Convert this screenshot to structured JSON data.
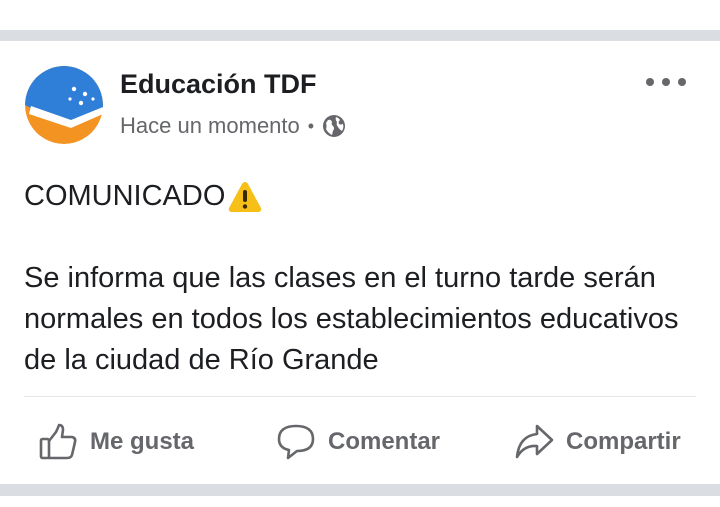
{
  "post": {
    "page_name": "Educación TDF",
    "timestamp": "Hace un momento",
    "separator": "•",
    "audience_icon": "globe-icon",
    "more_icon": "more-options-icon",
    "title": "COMUNICADO",
    "title_emoji": "warning-icon",
    "body": "Se informa que las clases en el turno tarde serán normales en todos los establecimientos educativos de la ciudad de Río Grande"
  },
  "actions": {
    "like": "Me gusta",
    "comment": "Comentar",
    "share": "Compartir"
  },
  "colors": {
    "background": "#dadde1",
    "card": "#ffffff",
    "text_primary": "#1c1e21",
    "text_secondary": "#65676b",
    "avatar_blue": "#2f7fd8",
    "avatar_orange": "#f39322",
    "warning_yellow": "#f6c018"
  }
}
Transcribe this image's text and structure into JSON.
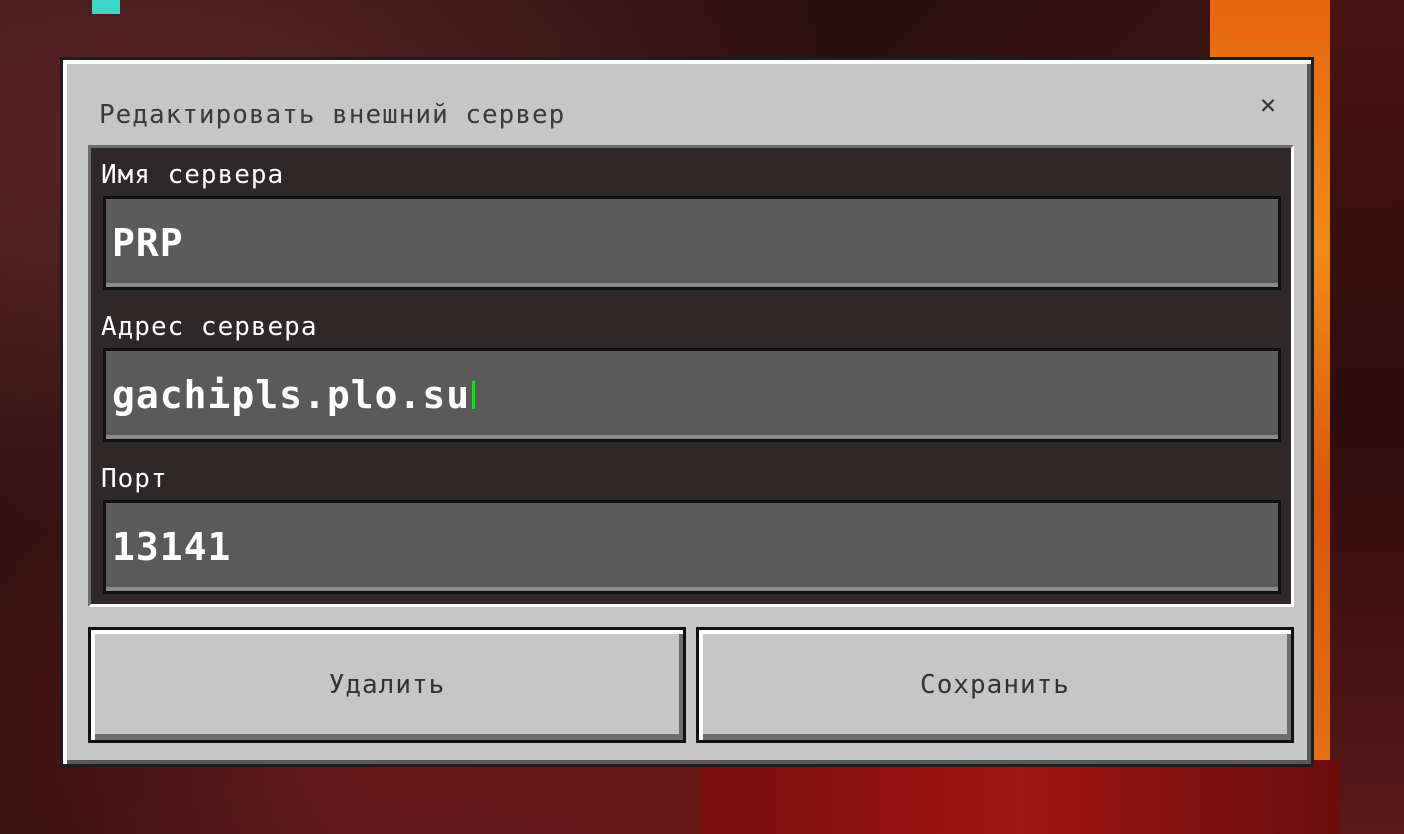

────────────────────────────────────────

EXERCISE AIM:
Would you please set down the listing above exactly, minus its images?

FINISHED TASK:
Convert this screenshot to structured JSON data.
{
  "post": {
    "page_name": "Educación TDF",
    "timestamp": "Hace un momento",
    "separator": "•",
    "audience_icon": "globe-icon",
    "more_icon": "more-options-icon",
    "title": "COMUNICADO",
    "title_emoji": "warning-icon",
    "body": "Se informa que las clases en el turno tarde serán normales en todos los establecimientos educativos de la ciudad de Río Grande"
  },
  "actions": {
    "like": "Me gusta",
    "comment": "Comentar",
    "share": "Compartir"
  },
  "colors": {
    "background": "#dadde1",
    "card": "#ffffff",
    "text_primary": "#1c1e21",
    "text_secondary": "#65676b",
    "avatar_blue": "#2f7fd8",
    "avatar_orange": "#f39322",
    "warning_yellow": "#f6c018"
  }
}
Transcribe this image's text and structure into JSON.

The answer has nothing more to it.